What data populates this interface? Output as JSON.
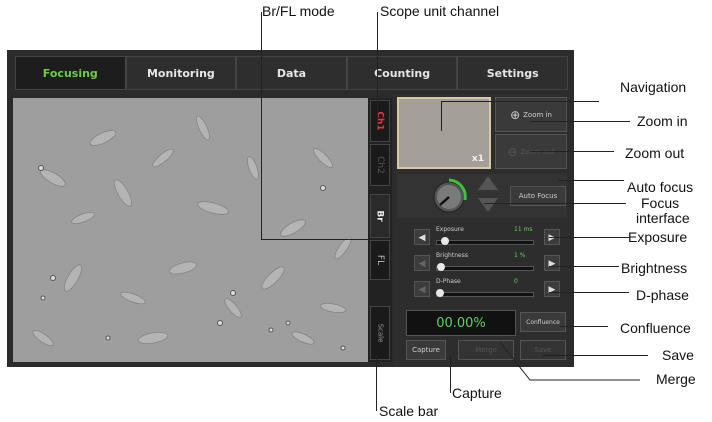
{
  "tabs": [
    "Focusing",
    "Monitoring",
    "Data",
    "Counting",
    "Settings"
  ],
  "channels": {
    "ch1": "Ch1",
    "ch2": "Ch2",
    "br": "Br",
    "fl": "FL",
    "scale": "Scale"
  },
  "navigation": {
    "zoom_level": "x1"
  },
  "zoom": {
    "in_label": "Zoom in",
    "out_label": "Zoom out"
  },
  "auto_focus_label": "Auto Focus",
  "sliders": [
    {
      "label": "Exposure",
      "value": "11 ms",
      "level": 0.06
    },
    {
      "label": "Brightness",
      "value": "1 %",
      "level": 0.01
    },
    {
      "label": "D-Phase",
      "value": "0",
      "level": 0.0
    }
  ],
  "confluence": {
    "value": "00.00%",
    "button": "Confluence"
  },
  "buttons": {
    "capture": "Capture",
    "merge": "Merge",
    "save": "Save"
  },
  "callouts": {
    "br_fl_mode": "Br/FL mode",
    "scope_unit_channel": "Scope unit channel",
    "navigation": "Navigation",
    "zoom_in": "Zoom in",
    "zoom_out": "Zoom out",
    "auto_focus": "Auto focus",
    "focus_interface_1": "Focus",
    "focus_interface_2": "interface",
    "exposure": "Exposure",
    "brightness": "Brightness",
    "d_phase": "D-phase",
    "confluence": "Confluence",
    "save": "Save",
    "merge": "Merge",
    "capture": "Capture",
    "scale_bar": "Scale bar"
  },
  "colors": {
    "active_tab": "#6ecb4c",
    "channel_red": "#e03a3a",
    "confluence_green": "#5fd35a"
  }
}
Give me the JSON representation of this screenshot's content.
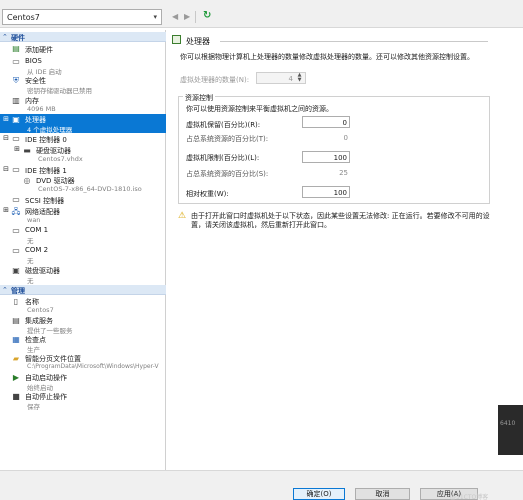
{
  "toolbar": {
    "vm_name": "Centos7",
    "back_icon": "back-arrow-icon",
    "forward_icon": "forward-arrow-icon",
    "refresh_icon": "refresh-icon"
  },
  "sidebar": {
    "hardware_header": "硬件",
    "management_header": "管理",
    "hardware_items": [
      {
        "label": "添加硬件",
        "sub": "",
        "icon": "add-hardware-icon"
      },
      {
        "label": "BIOS",
        "sub": "从 IDE 启动",
        "icon": "bios-icon"
      },
      {
        "label": "安全性",
        "sub": "密钥存储驱动器已禁用",
        "icon": "shield-icon"
      },
      {
        "label": "内存",
        "sub": "4096 MB",
        "icon": "memory-icon"
      },
      {
        "label": "处理器",
        "sub": "4 个虚拟处理器",
        "icon": "processor-icon"
      },
      {
        "label": "IDE 控制器 0",
        "sub": "",
        "icon": "ide-controller-icon"
      },
      {
        "label": "硬盘驱动器",
        "sub": "Centos7.vhdx",
        "icon": "hard-drive-icon"
      },
      {
        "label": "IDE 控制器 1",
        "sub": "",
        "icon": "ide-controller-icon"
      },
      {
        "label": "DVD 驱动器",
        "sub": "CentOS-7-x86_64-DVD-1810.iso",
        "icon": "dvd-icon"
      },
      {
        "label": "SCSI 控制器",
        "sub": "",
        "icon": "scsi-controller-icon"
      },
      {
        "label": "网络适配器",
        "sub": "wan",
        "icon": "network-adapter-icon"
      },
      {
        "label": "COM 1",
        "sub": "无",
        "icon": "com-port-icon"
      },
      {
        "label": "COM 2",
        "sub": "无",
        "icon": "com-port-icon"
      },
      {
        "label": "磁盘驱动器",
        "sub": "无",
        "icon": "floppy-icon"
      }
    ],
    "management_items": [
      {
        "label": "名称",
        "sub": "Centos7",
        "icon": "name-icon"
      },
      {
        "label": "集成服务",
        "sub": "提供了一些服务",
        "icon": "integration-services-icon"
      },
      {
        "label": "检查点",
        "sub": "生产",
        "icon": "checkpoint-icon"
      },
      {
        "label": "智能分页文件位置",
        "sub": "C:\\ProgramData\\Microsoft\\Windows\\Hyper-V",
        "icon": "folder-icon"
      },
      {
        "label": "自动启动操作",
        "sub": "始终启动",
        "icon": "auto-start-icon"
      },
      {
        "label": "自动停止操作",
        "sub": "保存",
        "icon": "auto-stop-icon"
      }
    ]
  },
  "processor": {
    "header": "处理器",
    "description": "你可以根据物理计算机上处理器的数量修改虚拟处理器的数量。还可以修改其他资源控制设置。",
    "vproc_label": "虚拟处理器的数量(N):",
    "vproc_value": "4",
    "resource_group_title": "资源控制",
    "resource_group_desc": "你可以使用资源控制来平衡虚拟机之间的资源。",
    "reserve_label": "虚拟机保留(百分比)(R):",
    "reserve_value": "0",
    "reserve_total_label": "占总系统资源的百分比(T):",
    "reserve_total_value": "0",
    "limit_label": "虚拟机限制(百分比)(L):",
    "limit_value": "100",
    "limit_total_label": "占总系统资源的百分比(S):",
    "limit_total_value": "25",
    "weight_label": "相对权重(W):",
    "weight_value": "100",
    "warning_text": "由于打开此窗口时虚拟机处于以下状态，因此某些设置无法修改: 正在运行。若要修改不可用的设置，请关闭该虚拟机，然后重新打开此窗口。"
  },
  "footer": {
    "ok_label": "确定(O)",
    "cancel_label": "取消",
    "apply_label": "应用(A)",
    "watermark": "@51CTO博客"
  },
  "corner_text": "6410"
}
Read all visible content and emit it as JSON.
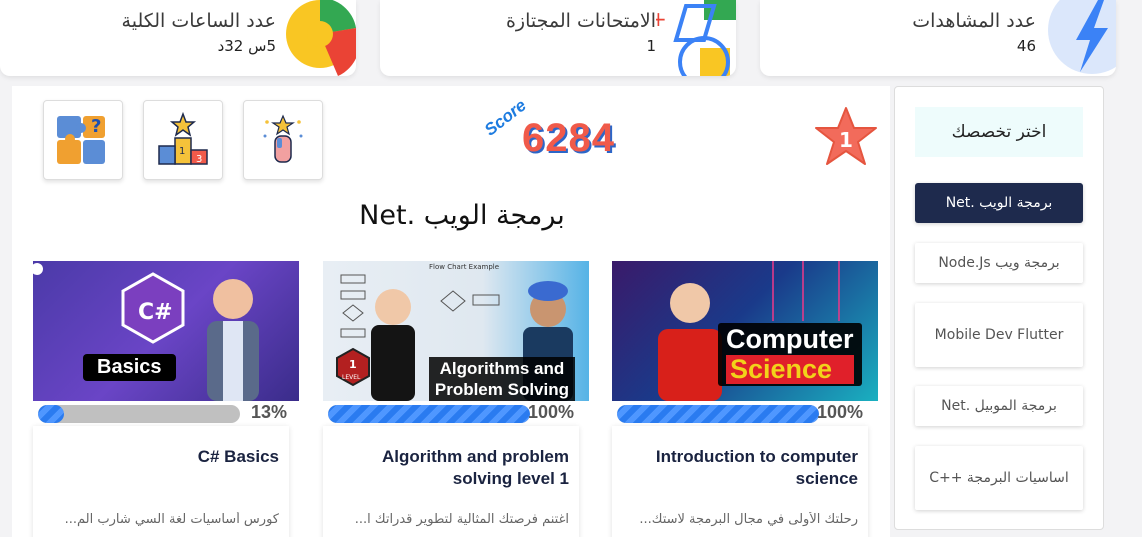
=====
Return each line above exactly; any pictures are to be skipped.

**Reply to the task**:
What data populates this interface? Output as JSON.
{
  "tabs": [
    "Focusing",
    "Monitoring",
    "Data",
    "Counting",
    "Settings"
  ],
  "channels": {
    "ch1": "Ch1",
    "ch2": "Ch2",
    "br": "Br",
    "fl": "FL",
    "scale": "Scale"
  },
  "navigation": {
    "zoom_level": "x1"
  },
  "zoom": {
    "in_label": "Zoom in",
    "out_label": "Zoom out"
  },
  "auto_focus_label": "Auto Focus",
  "sliders": [
    {
      "label": "Exposure",
      "value": "11 ms",
      "level": 0.06
    },
    {
      "label": "Brightness",
      "value": "1 %",
      "level": 0.01
    },
    {
      "label": "D-Phase",
      "value": "0",
      "level": 0.0
    }
  ],
  "confluence": {
    "value": "00.00%",
    "button": "Confluence"
  },
  "buttons": {
    "capture": "Capture",
    "merge": "Merge",
    "save": "Save"
  },
  "callouts": {
    "br_fl_mode": "Br/FL mode",
    "scope_unit_channel": "Scope unit channel",
    "navigation": "Navigation",
    "zoom_in": "Zoom in",
    "zoom_out": "Zoom out",
    "auto_focus": "Auto focus",
    "focus_interface_1": "Focus",
    "focus_interface_2": "interface",
    "exposure": "Exposure",
    "brightness": "Brightness",
    "d_phase": "D-phase",
    "confluence": "Confluence",
    "save": "Save",
    "merge": "Merge",
    "capture": "Capture",
    "scale_bar": "Scale bar"
  },
  "colors": {
    "active_tab": "#6ecb4c",
    "channel_red": "#e03a3a",
    "confluence_green": "#5fd35a"
  }
}
Give me the JSON representation of this screenshot's content.
{
  "toolbar": {
    "vm_name": "Centos7",
    "back_icon": "back-arrow-icon",
    "forward_icon": "forward-arrow-icon",
    "refresh_icon": "refresh-icon"
  },
  "sidebar": {
    "hardware_header": "硬件",
    "management_header": "管理",
    "hardware_items": [
      {
        "label": "添加硬件",
        "sub": "",
        "icon": "add-hardware-icon"
      },
      {
        "label": "BIOS",
        "sub": "从 IDE 启动",
        "icon": "bios-icon"
      },
      {
        "label": "安全性",
        "sub": "密钥存储驱动器已禁用",
        "icon": "shield-icon"
      },
      {
        "label": "内存",
        "sub": "4096 MB",
        "icon": "memory-icon"
      },
      {
        "label": "处理器",
        "sub": "4 个虚拟处理器",
        "icon": "processor-icon"
      },
      {
        "label": "IDE 控制器 0",
        "sub": "",
        "icon": "ide-controller-icon"
      },
      {
        "label": "硬盘驱动器",
        "sub": "Centos7.vhdx",
        "icon": "hard-drive-icon"
      },
      {
        "label": "IDE 控制器 1",
        "sub": "",
        "icon": "ide-controller-icon"
      },
      {
        "label": "DVD 驱动器",
        "sub": "CentOS-7-x86_64-DVD-1810.iso",
        "icon": "dvd-icon"
      },
      {
        "label": "SCSI 控制器",
        "sub": "",
        "icon": "scsi-controller-icon"
      },
      {
        "label": "网络适配器",
        "sub": "wan",
        "icon": "network-adapter-icon"
      },
      {
        "label": "COM 1",
        "sub": "无",
        "icon": "com-port-icon"
      },
      {
        "label": "COM 2",
        "sub": "无",
        "icon": "com-port-icon"
      },
      {
        "label": "磁盘驱动器",
        "sub": "无",
        "icon": "floppy-icon"
      }
    ],
    "management_items": [
      {
        "label": "名称",
        "sub": "Centos7",
        "icon": "name-icon"
      },
      {
        "label": "集成服务",
        "sub": "提供了一些服务",
        "icon": "integration-services-icon"
      },
      {
        "label": "检查点",
        "sub": "生产",
        "icon": "checkpoint-icon"
      },
      {
        "label": "智能分页文件位置",
        "sub": "C:\\ProgramData\\Microsoft\\Windows\\Hyper-V",
        "icon": "folder-icon"
      },
      {
        "label": "自动启动操作",
        "sub": "始终启动",
        "icon": "auto-start-icon"
      },
      {
        "label": "自动停止操作",
        "sub": "保存",
        "icon": "auto-stop-icon"
      }
    ]
  },
  "processor": {
    "header": "处理器",
    "description": "你可以根据物理计算机上处理器的数量修改虚拟处理器的数量。还可以修改其他资源控制设置。",
    "vproc_label": "虚拟处理器的数量(N):",
    "vproc_value": "4",
    "resource_group_title": "资源控制",
    "resource_group_desc": "你可以使用资源控制来平衡虚拟机之间的资源。",
    "reserve_label": "虚拟机保留(百分比)(R):",
    "reserve_value": "0",
    "reserve_total_label": "占总系统资源的百分比(T):",
    "reserve_total_value": "0",
    "limit_label": "虚拟机限制(百分比)(L):",
    "limit_value": "100",
    "limit_total_label": "占总系统资源的百分比(S):",
    "limit_total_value": "25",
    "weight_label": "相对权重(W):",
    "weight_value": "100",
    "warning_text": "由于打开此窗口时虚拟机处于以下状态，因此某些设置无法修改: 正在运行。若要修改不可用的设置，请关闭该虚拟机，然后重新打开此窗口。"
  },
  "footer": {
    "ok_label": "确定(O)",
    "cancel_label": "取消",
    "apply_label": "应用(A)",
    "watermark": "@51CTO博客"
  },
  "corner_text": "6410"
}
Read all visible content and emit it as JSON.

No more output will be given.